BGD partner John McCauley recently discussed the rising importance of data breach litigation in a column for the Indiana Lawyer. In it, he stresses the importance of being prepared for cyber-attacks, quoting John Chambers, CEO of Cisco Systems Inc., “[t]here are two types of companies: those who have been hacked and those who don’t yet know they have been hacked.”
Cyber-attacks have increased threefold in the past two years and present a growing legal problem for companies of all sizes. Following is information regarding the three types of legal liabilities that arise from data breaches: regulatory, civil and criminal. Additional details are available in McCauley’s column on the Indiana Lawyer website.
Once an organization suspects that confidential information may have been compromised or acquired by an unauthorized person, there is a duty to investigate whether an actual breach has occurred. Although there are no federal requirements for reporting data-breaches, in Indiana, once a data breach is detected, the affected party must be notified as well as the attorney general. McCauley advises companies to familiarize themselves with notification laws in their state of residency to avoid penalties.
Civil liability concerns can arise quickly after a data breach. McCauley advises consulting counsel early in the process of dealing with a breach in order to ensure that an organization meets its obligations to identify, locate and preserve potentially relevant documents and electronically stored information; determine other potentially responsible parties; conduct a thorough investigation; and establish the protections of the attorney-client privilege. Legal counsel will also be able to assist in determining insurance coverage related to the incident.
Thus far, there have not been any criminal proceedings against organizations suffering data breaches. However, legal counsel can assist in working with the FBI, which often becomes involved based on their anti-cyberterrorism function. Individual wrongdoing by employees leading to breaches could also present legal challenges, and outside counsel can assist in helping a company conduct an internal investigation. McCauley advises that attorneys representing a company that has been a victim of a data breach should be prepared to answer inquiries, respond to subpoenas and otherwise facilitate cooperation regarding the investigation.

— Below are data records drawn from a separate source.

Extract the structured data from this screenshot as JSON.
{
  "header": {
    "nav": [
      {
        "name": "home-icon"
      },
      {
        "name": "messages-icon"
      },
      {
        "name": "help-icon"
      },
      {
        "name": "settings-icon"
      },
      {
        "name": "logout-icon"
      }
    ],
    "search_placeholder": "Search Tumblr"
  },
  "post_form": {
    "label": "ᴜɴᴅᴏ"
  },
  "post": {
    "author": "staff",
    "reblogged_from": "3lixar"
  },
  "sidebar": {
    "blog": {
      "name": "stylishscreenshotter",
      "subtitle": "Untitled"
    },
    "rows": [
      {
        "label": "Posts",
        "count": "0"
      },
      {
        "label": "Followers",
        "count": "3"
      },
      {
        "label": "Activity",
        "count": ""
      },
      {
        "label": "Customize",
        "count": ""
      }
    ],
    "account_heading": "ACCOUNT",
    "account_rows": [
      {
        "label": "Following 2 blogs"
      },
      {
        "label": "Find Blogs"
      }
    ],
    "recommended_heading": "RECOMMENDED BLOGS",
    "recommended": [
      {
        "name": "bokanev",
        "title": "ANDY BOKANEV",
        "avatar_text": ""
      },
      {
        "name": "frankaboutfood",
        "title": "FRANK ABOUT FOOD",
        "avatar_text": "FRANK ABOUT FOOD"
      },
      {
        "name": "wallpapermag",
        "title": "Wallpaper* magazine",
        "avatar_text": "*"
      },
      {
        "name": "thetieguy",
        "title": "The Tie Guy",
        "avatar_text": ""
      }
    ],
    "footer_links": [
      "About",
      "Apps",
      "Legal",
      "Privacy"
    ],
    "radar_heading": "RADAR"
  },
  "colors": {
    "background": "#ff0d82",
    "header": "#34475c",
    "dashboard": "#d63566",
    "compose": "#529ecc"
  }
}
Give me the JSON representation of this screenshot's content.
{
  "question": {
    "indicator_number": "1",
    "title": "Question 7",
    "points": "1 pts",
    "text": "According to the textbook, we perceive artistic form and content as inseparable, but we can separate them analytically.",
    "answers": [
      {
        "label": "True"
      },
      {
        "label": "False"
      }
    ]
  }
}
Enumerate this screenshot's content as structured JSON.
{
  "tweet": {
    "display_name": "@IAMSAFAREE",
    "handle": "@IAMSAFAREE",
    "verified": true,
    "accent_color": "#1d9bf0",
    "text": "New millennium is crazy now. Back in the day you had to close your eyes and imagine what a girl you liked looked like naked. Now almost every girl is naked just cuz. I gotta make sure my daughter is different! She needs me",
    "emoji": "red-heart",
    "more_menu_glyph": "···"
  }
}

Overall, if a company acts swiftly and honestly, the damage from data breaches can be remedied.